Good Guys Bring Down the Mega-D Botnet

For two years as a researcher with security company FireEye, Atif Mushtaq worked to keep Mega-D bot malware from infecting clients' networks. In the process, he learned how its controllers operated it. Last June, he began . In November, he suddenly switched from de­­fense to offense. And Mega-D--a powerful, resilient that had forced 250,000 PCs to do its bidding--.

Mushtaq and two FireEye colleagues went after Mega-D's command infrastructure. A botnet's first wave of attack uses e-mail attachments, Web-based offensives, and other distribution methods to infect huge numbers of PCs with malicious bot programs.

The bots receive marching orders from online command and control (C&C) servers, but those servers are the botnet's Achilles' heel: Isolate them, and the undirected bots will sit idle. Mega-D's controllers used a far-flung array of C&C servers, however, and every bot in its army had been assigned a list of additional destinations to try if it couldn't reach its primary command server. So taking down Mega-D would require a carefully coordinated attack.

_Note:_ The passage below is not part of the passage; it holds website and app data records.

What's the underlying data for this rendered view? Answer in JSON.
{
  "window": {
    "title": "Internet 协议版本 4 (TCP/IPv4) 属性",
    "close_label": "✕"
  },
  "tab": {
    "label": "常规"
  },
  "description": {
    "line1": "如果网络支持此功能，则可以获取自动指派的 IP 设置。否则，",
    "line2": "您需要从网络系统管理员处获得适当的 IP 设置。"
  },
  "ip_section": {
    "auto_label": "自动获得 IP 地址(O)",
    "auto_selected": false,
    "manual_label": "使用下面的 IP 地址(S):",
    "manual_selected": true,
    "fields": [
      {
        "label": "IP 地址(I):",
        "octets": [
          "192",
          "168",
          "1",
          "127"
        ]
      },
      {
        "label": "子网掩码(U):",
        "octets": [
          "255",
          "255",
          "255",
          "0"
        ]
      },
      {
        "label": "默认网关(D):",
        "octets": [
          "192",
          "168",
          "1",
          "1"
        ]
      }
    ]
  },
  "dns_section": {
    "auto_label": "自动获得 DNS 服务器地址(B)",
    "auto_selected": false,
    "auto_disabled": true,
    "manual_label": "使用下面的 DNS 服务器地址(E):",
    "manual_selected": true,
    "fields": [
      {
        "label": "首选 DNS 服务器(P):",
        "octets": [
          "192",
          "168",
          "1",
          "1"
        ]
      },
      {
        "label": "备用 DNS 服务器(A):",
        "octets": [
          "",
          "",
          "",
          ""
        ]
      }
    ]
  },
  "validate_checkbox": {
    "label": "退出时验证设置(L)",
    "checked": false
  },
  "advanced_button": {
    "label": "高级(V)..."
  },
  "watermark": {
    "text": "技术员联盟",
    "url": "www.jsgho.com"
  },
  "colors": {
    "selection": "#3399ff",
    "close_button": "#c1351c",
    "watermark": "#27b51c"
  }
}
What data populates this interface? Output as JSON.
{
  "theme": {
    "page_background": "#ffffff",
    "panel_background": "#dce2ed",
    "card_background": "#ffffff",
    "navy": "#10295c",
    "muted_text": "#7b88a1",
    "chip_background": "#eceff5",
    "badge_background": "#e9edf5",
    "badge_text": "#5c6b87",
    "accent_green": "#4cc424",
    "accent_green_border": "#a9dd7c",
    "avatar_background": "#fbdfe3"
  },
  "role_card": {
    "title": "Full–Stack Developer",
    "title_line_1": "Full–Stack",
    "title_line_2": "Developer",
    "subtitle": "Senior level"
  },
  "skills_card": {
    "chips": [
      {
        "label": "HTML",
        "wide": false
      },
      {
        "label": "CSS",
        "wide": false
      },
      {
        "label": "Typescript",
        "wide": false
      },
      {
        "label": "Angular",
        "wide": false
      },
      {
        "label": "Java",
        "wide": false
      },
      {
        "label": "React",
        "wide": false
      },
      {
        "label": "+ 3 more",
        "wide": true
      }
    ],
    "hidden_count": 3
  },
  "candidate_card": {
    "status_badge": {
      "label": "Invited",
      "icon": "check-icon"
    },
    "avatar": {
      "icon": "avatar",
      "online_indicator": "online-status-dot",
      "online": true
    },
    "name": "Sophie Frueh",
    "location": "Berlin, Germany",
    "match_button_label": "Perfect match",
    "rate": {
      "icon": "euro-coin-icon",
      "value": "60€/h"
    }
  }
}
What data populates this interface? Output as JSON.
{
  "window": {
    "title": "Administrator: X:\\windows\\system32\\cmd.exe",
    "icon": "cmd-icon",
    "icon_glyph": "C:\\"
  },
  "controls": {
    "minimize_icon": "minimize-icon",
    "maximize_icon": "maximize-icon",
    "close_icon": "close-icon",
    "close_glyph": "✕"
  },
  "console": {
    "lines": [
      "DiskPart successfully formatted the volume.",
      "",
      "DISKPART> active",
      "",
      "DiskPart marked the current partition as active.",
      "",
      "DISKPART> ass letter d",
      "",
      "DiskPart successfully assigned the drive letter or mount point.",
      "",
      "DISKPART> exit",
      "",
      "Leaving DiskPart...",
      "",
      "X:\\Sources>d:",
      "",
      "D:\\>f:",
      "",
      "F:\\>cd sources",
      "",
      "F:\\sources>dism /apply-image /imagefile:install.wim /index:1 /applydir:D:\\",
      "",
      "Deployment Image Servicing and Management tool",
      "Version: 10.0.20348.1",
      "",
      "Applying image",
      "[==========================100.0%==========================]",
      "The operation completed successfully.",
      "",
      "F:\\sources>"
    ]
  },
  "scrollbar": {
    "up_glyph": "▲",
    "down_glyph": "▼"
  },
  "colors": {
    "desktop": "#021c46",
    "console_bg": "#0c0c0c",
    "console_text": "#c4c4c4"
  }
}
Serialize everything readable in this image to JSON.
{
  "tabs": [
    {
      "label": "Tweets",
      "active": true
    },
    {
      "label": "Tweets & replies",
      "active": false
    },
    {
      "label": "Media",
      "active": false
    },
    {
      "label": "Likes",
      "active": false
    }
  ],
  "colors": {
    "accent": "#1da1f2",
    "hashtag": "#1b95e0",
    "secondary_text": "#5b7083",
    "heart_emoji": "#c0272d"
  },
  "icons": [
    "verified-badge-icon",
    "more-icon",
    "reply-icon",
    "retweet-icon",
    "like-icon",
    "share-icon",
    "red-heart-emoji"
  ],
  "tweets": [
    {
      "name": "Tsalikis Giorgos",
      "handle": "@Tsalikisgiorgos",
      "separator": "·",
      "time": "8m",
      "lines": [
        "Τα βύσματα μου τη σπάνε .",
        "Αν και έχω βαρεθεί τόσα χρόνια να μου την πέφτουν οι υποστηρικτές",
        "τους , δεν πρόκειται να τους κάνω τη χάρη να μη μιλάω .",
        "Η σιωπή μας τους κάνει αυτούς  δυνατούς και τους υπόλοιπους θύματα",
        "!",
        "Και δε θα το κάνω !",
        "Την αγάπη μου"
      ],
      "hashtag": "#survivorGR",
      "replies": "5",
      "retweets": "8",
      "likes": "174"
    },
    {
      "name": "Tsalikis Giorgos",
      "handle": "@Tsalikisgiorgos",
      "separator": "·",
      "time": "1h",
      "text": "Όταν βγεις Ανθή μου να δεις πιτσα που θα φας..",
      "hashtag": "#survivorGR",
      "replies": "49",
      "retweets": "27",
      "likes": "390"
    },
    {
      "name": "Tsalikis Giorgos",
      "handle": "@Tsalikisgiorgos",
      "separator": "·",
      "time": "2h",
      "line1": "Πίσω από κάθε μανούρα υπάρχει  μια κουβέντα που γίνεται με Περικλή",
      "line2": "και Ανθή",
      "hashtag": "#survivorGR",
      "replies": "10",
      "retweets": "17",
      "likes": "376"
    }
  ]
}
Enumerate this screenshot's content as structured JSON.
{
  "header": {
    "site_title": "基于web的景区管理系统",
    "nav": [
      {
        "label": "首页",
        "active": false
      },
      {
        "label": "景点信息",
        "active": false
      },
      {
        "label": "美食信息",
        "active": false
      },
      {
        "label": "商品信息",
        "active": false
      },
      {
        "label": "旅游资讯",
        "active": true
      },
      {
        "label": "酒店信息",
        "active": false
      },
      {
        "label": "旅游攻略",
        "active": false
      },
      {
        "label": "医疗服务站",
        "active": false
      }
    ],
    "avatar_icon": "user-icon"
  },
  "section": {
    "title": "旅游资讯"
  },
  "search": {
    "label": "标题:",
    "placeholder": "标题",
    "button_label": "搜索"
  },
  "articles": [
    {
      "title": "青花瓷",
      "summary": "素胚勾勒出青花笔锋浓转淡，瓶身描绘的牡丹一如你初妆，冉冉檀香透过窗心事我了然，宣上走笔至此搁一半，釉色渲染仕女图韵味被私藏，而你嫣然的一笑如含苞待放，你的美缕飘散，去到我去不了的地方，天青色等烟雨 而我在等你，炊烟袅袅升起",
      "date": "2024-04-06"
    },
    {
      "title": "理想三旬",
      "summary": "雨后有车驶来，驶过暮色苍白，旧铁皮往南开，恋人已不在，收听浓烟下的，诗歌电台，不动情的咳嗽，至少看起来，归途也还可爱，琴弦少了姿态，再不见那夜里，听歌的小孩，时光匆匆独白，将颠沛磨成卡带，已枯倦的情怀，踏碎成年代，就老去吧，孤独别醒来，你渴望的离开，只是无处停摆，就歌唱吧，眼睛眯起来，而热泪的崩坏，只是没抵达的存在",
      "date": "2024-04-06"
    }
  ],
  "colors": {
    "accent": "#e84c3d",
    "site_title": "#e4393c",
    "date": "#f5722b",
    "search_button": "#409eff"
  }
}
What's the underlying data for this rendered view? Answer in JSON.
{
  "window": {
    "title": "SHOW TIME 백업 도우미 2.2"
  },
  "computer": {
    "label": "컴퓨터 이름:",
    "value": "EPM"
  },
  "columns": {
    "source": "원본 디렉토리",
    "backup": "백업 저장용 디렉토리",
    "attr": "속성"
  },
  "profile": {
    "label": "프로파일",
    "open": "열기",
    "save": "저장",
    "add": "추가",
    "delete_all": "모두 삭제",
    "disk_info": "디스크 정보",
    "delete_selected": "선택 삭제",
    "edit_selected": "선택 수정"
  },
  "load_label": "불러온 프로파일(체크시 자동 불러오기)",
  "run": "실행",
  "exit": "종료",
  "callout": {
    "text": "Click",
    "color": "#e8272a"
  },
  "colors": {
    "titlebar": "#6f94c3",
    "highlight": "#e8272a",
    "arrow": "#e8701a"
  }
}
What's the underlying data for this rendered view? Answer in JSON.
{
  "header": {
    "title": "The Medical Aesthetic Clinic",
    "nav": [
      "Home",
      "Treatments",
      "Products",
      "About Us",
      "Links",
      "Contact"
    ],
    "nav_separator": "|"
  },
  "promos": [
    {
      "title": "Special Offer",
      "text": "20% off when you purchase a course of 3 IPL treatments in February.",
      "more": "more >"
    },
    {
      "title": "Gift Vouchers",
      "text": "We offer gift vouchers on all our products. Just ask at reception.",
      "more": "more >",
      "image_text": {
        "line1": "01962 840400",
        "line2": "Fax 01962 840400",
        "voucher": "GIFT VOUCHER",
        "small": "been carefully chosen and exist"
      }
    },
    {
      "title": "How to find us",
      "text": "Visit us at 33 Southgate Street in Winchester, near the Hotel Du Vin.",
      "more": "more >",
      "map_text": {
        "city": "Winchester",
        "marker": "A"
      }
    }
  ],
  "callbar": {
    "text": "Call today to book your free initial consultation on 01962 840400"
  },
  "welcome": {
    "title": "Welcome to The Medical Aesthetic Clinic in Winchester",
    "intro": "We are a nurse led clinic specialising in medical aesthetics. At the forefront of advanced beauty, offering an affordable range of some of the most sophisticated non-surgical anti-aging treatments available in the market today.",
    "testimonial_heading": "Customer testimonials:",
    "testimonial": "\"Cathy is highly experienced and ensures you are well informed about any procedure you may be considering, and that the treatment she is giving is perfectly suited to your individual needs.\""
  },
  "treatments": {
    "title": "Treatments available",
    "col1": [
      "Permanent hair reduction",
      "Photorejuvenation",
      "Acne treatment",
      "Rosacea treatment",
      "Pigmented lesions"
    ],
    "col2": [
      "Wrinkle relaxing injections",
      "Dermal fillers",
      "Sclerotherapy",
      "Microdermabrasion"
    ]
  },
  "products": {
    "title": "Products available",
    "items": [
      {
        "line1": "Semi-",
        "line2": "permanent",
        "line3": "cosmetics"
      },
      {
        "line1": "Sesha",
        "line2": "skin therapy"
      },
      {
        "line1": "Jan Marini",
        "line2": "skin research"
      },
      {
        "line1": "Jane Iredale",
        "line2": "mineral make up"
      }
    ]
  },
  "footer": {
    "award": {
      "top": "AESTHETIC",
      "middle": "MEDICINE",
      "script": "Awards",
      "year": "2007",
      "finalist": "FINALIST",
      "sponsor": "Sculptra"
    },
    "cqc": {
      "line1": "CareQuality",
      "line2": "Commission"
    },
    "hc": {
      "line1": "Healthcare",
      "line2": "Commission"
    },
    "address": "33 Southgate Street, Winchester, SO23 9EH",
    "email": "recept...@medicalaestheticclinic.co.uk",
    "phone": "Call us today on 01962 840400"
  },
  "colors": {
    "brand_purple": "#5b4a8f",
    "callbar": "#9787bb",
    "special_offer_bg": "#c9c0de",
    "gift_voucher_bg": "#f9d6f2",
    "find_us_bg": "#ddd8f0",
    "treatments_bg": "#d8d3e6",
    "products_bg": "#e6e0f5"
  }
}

Mushtaq's team first contacted Internet service providers that unwittingly hosted Mega-D control servers; showed that most of the servers were based in the United States, with one in Turkey and another in Israel.